Headlines in recent years have been dominated by the austerity agendas of Republican governors that make Paul Ryan’s schemes sound moderate. Now, however, as Pennsylvania’s Tom Corbett, Wisconsin’s Scott Walker, Florida’s Rick Scott and others seek re-election, they are having a hard time defending policies that have delivered neither prosperity nor fiscal stability. Polls suggest that many GOP “stars” will have to fight to keep their jobs in November.

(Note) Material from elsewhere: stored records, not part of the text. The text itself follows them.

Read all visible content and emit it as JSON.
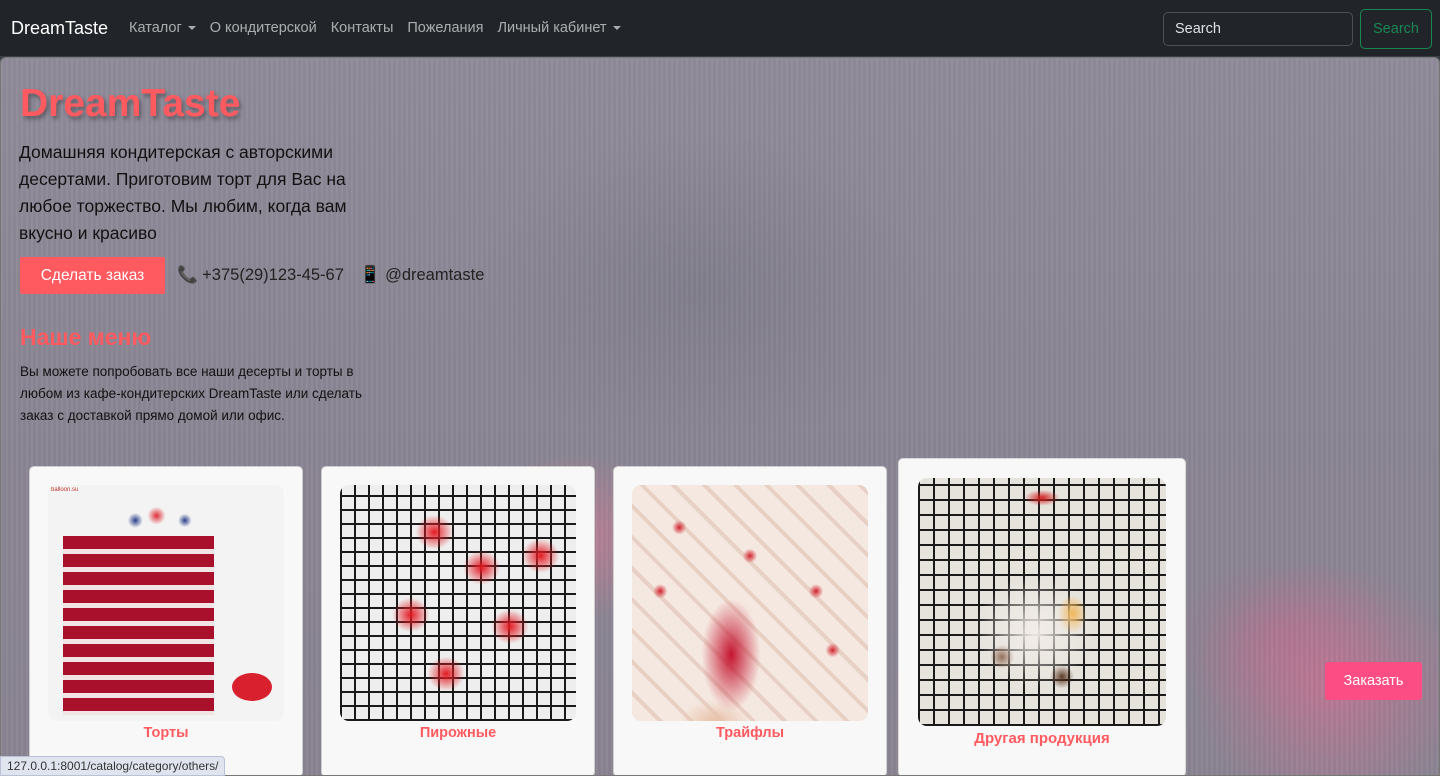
{
  "navbar": {
    "brand": "DreamTaste",
    "links": [
      {
        "label": "Каталог",
        "dropdown": true
      },
      {
        "label": "О кондитерской",
        "dropdown": false
      },
      {
        "label": "Контакты",
        "dropdown": false
      },
      {
        "label": "Пожелания",
        "dropdown": false
      },
      {
        "label": "Личный кабинет",
        "dropdown": true
      }
    ],
    "search_placeholder": "Search",
    "search_button": "Search"
  },
  "hero": {
    "title": "DreamTaste",
    "description": "Домашняя кондитерская с авторскими десертами. Приготовим торт для Вас на любое торжество. Мы любим, когда вам вкусно и красиво",
    "order_button": "Сделать заказ",
    "phone_icon": "📞",
    "phone": "+375(29)123-45-67",
    "social_icon": "📱",
    "social": "@dreamtaste"
  },
  "menu": {
    "title": "Наше меню",
    "description": "Вы можете попробовать все наши десерты и торты в любом из кафе-кондитерских DreamTaste или сделать заказ с доставкой прямо домой или офис.",
    "categories": [
      {
        "label": "Торты",
        "image": "red-velvet-cake-photo",
        "watermark": "balloon.su"
      },
      {
        "label": "Пирожные",
        "image": "red-heart-pastries-photo"
      },
      {
        "label": "Трайфлы",
        "image": "strawberry-trifles-photo"
      },
      {
        "label": "Другая продукция",
        "image": "gift-basket-photo"
      }
    ]
  },
  "floating_order_button": "Заказать",
  "status_url": "127.0.0.1:8001/catalog/category/others/",
  "colors": {
    "navbar_bg": "#212529",
    "accent": "#ff5a60",
    "search_button": "#198754",
    "floating_button": "#fc4e84"
  }
}
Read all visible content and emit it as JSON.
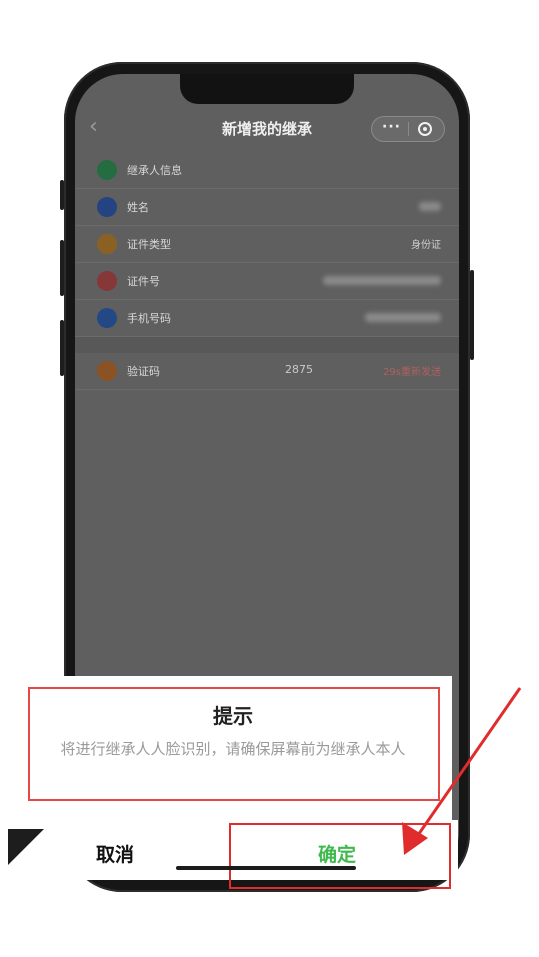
{
  "nav": {
    "back": "‹",
    "title": "新增我的继承",
    "more": "···"
  },
  "form": {
    "section": "继承人信息",
    "rows": [
      {
        "label": "姓名",
        "color": "#3b6fd8"
      },
      {
        "label": "证件类型",
        "value": "身份证",
        "color": "#e8a23a"
      },
      {
        "label": "证件号",
        "color": "#e05b5b"
      },
      {
        "label": "手机号码",
        "color": "#3a78e0"
      }
    ],
    "verify": {
      "label": "验证码",
      "code": "2875",
      "resend": "29s重新发送",
      "color": "#e88a3a"
    }
  },
  "dialog": {
    "title": "提示",
    "message": "将进行继承人人脸识别，请确保屏幕前为继承人本人",
    "cancel": "取消",
    "confirm": "确定"
  },
  "colors": {
    "confirm": "#3fb94e",
    "highlight": "#e02c2c",
    "section_icon": "#3bb56a"
  }
}
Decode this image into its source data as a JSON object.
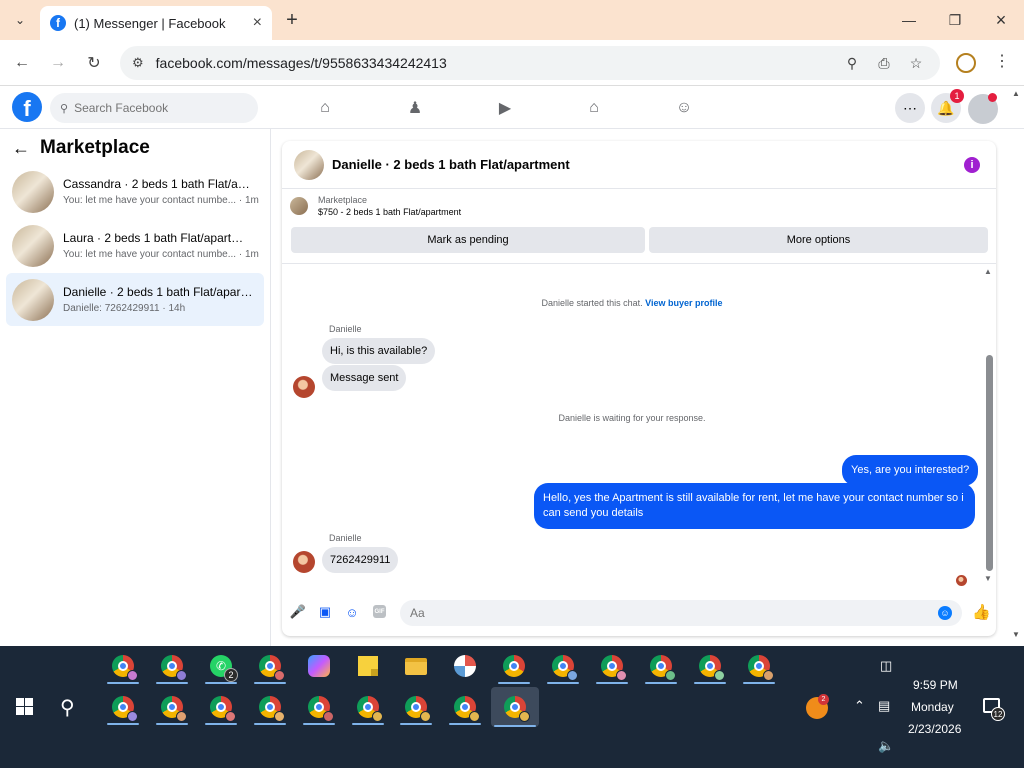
{
  "browser": {
    "tab_title": "(1) Messenger | Facebook",
    "url": "facebook.com/messages/t/9558633434242413"
  },
  "fb_header": {
    "search_placeholder": "Search Facebook",
    "notification_count": "1"
  },
  "sidebar": {
    "title": "Marketplace",
    "conversations": [
      {
        "title": "Cassandra · 2 beds 1 bath Flat/apa...",
        "subtitle": "You: let me have your contact numbe... · 1m",
        "active": false
      },
      {
        "title": "Laura · 2 beds 1 bath Flat/apartment",
        "subtitle": "You: let me have your contact numbe... · 1m",
        "active": false
      },
      {
        "title": "Danielle · 2 beds 1 bath Flat/apart...",
        "subtitle": "Danielle: 7262429911 · 14h",
        "active": true
      }
    ]
  },
  "chat": {
    "header_title": "Danielle · 2 beds 1 bath Flat/apartment",
    "listing_label": "Marketplace",
    "listing_detail": "$750 - 2 beds 1 bath Flat/apartment",
    "mark_pending_label": "Mark as pending",
    "more_options_label": "More options",
    "started_text": "Danielle started this chat.",
    "view_profile_label": "View buyer profile",
    "waiting_text": "Danielle is waiting for your response.",
    "sender_name": "Danielle",
    "incoming_1": "Hi, is this available?",
    "incoming_2": "Message sent",
    "outgoing_1": "Yes, are you interested?",
    "outgoing_2": "Hello, yes the Apartment is still available for rent, let me have your contact number so i can send you details",
    "incoming_3": "7262429911",
    "composer_placeholder": "Aa",
    "gif_label": "GIF"
  },
  "taskbar": {
    "whatsapp_badge": "2",
    "tray_badge": "2",
    "time": "9:59 PM",
    "day": "Monday",
    "date": "2/23/2026",
    "notification_count": "12"
  },
  "colors": {
    "tab_strip": "#fbe3cf",
    "fb_blue": "#1877f2",
    "outgoing_bubble": "#0a57f5",
    "taskbar": "#1b2838"
  }
}
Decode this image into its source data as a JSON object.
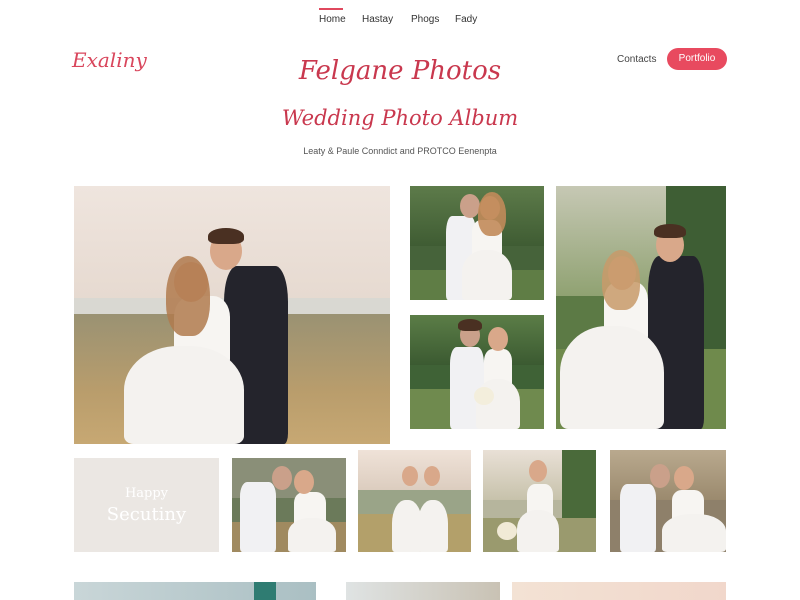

By contrast, there is Jerry Brown. Elected in the Republican-wave year of 2010, over a free-spending billionaire The New York Times suggested was on her way to becoming “a natural contender for president,” Brown assumed the governorship of what The Economist called “the ungovernable state.” He took office facing a $25 billion deficit that had overwhelmed leaders of both parties. Vital programs were being cut, employees were being furloughed, and Mitt Romney was comparing California to austerity-ravaged Greece. Brown responded to the challenge by embracing fiscal responsibility while rejecting the reactionary economics of Romney and Ryan. Brown took an enormous risk in 2012: he bet that Californians were so tired of cuts and dysfunction that they would vote for a big tax increase. Brown bet right, securing overwhelming support for tax hikes on the rich—including a 29 percent increase for Californians with taxable income over $1 million—and a slight increase in the sales tax. That vote, along with solid Democratic majorities in the legislature, gave Brown flexibility. But he still took hits from all sides. Only as revenues began to fill state coffers did the tenor of the state debate shift, and with it the national impression of California and Jerry Brown.